Clockwork9 is a creative agency that specializes in video post production. The company is involved in contract projects, working alongside the industry's most notable media & entertainment providers on a daily basis, including Martin Agency – a leading full-service advertising agency. With Clockwork9 projects, the organization manages 90 percent of the work in post from start to finish using both Mac and PC workstations and DaVinci Resolve as the primary editing suite to address creative challenges for brands in the areas of video, photography, copy, TV, social media and more.
"Historically, we had relied on off-the-shelf network attached storage (NAS) systems as the repository for content edited and produced in Adobe Premiere, our primary editing-centric workflow application. Unfortunately, these lower-end QNAP NAS systems did reach a point where they could not keep pace," notes Andrew Spirk, managing director, Clockwork9. "TrueNAS Open Storage was chosen as the replacement because the price/performance and flexibility advantages were very compelling."
The system now serves as the company's primary repository for the team's TV shows, commercials, features/episodic/short form documentaries, etc. With 22 flash drives in hot storage and the balance in spinning disk, the 4U storage server currently holds 250TBs of data with approximately 100TBs of M&E data entered into the system each year.
Fox Studios uses Open Storage in both video post production and scoring. The Newman Scoring Stage has been the host to a large number of well-known media and entertainment projects, including The Lion King, MIB International, Spider-Man: Far from Home, Toy Story 4, West Side Story, Family Guy, The Mandalorian and many others.
"As one of the most sought-after venues for best-in-class film scores, the Newman Scoring Stage is in constant demand by the industry's top producers," comments Erin Rettig, supervising engineer, Fox Studios. "Underpinning the facility's storage infrastructure is the TrueNAS M40, selected for system flexibility in allowing digitized audio to be stored and edited directly on the systems."
Fox installed two TrueNAS M40 systems with a high-availability (HA) implementation featuring two storage controllers per chassis, with an active/standby configuration for accessible data 24 hours a day. The TrueNAS M40 systems are connected to a 40Gbs network using Cisco network switches. Client machines attach to the storage through a 10Gb Base-T copper (Sonnet) network to connect streams from Pro Tools using both Mac Pro workstations and new Mac Pro Towers. The TrueNAS storage environment has been set up and partitioned into two pools for both high-speed production (using flash drives) and long-term storage (using spinning disk).
Open Storage offers organizations the capacity, performance and pricing advantages to take better control over this important area of M&E computing architecture. It enables access to compelling features not available with proprietary storage and at prices that allow organizations to increase the variety and volume of data they keep — a compelling trait for AV post production.

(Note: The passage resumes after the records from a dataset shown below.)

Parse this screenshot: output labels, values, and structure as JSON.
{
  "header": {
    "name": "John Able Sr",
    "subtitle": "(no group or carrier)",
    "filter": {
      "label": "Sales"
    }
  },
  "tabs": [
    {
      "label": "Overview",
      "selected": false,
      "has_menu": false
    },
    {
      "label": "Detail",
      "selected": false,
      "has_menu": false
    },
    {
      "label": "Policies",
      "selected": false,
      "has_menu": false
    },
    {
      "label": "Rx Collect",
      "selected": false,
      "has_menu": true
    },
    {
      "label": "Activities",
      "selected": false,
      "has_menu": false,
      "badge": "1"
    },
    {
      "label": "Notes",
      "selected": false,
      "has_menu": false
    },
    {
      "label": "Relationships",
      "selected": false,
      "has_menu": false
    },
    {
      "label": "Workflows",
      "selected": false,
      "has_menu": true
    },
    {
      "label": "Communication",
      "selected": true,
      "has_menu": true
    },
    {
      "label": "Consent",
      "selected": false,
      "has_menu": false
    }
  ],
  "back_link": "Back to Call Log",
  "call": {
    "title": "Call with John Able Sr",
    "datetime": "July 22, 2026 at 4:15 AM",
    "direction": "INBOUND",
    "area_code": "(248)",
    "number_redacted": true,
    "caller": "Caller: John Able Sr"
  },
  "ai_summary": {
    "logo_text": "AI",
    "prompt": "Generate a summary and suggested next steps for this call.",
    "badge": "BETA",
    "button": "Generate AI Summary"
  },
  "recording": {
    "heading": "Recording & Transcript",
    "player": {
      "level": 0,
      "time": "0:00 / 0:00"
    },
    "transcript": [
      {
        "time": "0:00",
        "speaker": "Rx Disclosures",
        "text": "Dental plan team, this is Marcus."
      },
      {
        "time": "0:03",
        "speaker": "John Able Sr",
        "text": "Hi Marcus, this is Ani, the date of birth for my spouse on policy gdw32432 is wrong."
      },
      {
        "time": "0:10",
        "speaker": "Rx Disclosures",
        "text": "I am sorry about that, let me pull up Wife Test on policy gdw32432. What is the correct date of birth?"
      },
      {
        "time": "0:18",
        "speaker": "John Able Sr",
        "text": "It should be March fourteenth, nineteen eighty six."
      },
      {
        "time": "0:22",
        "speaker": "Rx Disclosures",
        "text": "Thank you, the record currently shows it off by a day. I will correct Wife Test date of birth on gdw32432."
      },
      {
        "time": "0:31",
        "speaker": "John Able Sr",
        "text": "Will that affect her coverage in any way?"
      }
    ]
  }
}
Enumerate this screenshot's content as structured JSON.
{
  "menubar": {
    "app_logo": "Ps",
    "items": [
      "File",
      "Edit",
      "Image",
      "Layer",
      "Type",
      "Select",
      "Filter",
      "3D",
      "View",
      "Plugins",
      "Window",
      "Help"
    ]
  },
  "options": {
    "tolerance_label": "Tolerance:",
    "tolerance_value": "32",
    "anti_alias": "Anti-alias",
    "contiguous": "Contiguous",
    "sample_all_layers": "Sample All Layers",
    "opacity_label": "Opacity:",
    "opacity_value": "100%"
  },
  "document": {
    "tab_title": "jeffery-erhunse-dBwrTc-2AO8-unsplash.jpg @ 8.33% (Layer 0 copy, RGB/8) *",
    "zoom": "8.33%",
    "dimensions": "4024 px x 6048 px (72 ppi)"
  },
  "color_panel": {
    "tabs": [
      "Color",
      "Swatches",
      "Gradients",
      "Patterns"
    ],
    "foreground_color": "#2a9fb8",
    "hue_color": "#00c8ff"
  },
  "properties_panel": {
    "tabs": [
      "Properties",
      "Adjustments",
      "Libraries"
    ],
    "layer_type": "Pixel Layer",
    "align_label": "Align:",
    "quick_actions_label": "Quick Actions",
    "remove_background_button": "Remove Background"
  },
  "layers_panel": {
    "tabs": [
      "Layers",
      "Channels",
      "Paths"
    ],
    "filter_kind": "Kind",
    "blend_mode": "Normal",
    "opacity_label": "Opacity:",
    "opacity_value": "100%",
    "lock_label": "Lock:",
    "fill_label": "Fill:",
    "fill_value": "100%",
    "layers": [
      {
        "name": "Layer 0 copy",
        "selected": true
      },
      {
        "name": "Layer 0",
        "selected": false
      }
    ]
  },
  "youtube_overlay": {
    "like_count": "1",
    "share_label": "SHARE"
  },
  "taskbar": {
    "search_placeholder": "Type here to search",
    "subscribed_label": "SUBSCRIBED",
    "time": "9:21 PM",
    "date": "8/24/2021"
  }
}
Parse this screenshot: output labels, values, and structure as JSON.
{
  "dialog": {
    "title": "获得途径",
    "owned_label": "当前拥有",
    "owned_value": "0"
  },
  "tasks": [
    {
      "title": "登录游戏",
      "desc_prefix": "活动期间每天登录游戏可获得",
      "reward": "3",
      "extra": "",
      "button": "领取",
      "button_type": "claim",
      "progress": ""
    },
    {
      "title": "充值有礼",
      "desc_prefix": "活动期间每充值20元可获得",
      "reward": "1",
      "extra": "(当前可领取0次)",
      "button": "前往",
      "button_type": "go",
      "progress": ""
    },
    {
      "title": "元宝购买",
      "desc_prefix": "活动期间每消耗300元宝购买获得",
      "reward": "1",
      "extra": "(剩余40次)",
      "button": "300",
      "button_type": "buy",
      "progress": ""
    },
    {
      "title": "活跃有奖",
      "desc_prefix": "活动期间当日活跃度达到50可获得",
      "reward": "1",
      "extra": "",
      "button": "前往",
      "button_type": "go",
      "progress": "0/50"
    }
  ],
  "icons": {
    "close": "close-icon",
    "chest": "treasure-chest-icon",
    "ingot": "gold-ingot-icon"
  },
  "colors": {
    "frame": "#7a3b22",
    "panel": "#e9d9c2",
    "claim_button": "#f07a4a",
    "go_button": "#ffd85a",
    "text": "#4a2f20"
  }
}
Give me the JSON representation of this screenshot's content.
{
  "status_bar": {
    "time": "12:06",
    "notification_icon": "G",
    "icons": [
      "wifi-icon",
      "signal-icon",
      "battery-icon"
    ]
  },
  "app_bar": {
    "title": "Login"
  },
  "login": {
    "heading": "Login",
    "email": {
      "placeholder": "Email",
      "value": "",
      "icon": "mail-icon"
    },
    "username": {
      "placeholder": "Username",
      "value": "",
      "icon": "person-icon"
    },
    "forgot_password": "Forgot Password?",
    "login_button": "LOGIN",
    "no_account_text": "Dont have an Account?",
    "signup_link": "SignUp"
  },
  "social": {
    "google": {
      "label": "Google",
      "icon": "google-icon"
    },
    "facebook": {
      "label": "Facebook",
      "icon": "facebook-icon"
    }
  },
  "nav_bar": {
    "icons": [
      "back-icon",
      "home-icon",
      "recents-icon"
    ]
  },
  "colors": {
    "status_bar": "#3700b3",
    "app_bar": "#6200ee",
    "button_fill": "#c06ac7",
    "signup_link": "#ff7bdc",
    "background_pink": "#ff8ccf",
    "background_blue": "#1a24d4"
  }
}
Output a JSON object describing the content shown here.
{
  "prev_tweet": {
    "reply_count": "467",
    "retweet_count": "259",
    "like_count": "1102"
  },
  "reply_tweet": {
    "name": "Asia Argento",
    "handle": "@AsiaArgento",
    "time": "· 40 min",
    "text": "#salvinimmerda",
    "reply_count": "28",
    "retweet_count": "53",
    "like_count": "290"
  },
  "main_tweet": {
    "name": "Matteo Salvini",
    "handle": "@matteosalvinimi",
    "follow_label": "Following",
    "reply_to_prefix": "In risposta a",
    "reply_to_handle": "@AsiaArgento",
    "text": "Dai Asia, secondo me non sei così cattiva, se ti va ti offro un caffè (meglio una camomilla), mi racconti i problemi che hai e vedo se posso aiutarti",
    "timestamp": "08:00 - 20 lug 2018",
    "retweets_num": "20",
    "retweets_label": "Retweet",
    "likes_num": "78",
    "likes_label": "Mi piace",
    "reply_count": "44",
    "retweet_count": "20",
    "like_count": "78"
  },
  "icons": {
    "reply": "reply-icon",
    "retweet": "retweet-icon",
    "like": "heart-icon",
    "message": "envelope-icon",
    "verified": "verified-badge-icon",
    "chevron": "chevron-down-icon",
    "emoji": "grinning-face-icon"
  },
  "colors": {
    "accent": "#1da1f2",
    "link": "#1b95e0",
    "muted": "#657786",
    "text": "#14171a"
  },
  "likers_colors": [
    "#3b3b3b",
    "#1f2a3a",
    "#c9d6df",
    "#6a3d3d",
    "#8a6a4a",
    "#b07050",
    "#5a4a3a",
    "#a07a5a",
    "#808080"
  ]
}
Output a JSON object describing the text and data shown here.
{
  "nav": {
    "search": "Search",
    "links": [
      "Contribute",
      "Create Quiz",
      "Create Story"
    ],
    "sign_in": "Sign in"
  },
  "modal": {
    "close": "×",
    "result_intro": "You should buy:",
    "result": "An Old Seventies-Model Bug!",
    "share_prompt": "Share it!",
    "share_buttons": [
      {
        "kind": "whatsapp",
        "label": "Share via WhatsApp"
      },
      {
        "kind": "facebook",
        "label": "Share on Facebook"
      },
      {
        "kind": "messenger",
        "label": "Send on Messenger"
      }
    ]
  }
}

Morgan Littlewood serves as SVP TrueNAS Product Management for iXsystems, based in San Jose, CA (www.ixsystems.com). Prior to joining iXsystems, Littlewood held executive posts with Cisco and Violin Memory in support of enterprise storage and networking.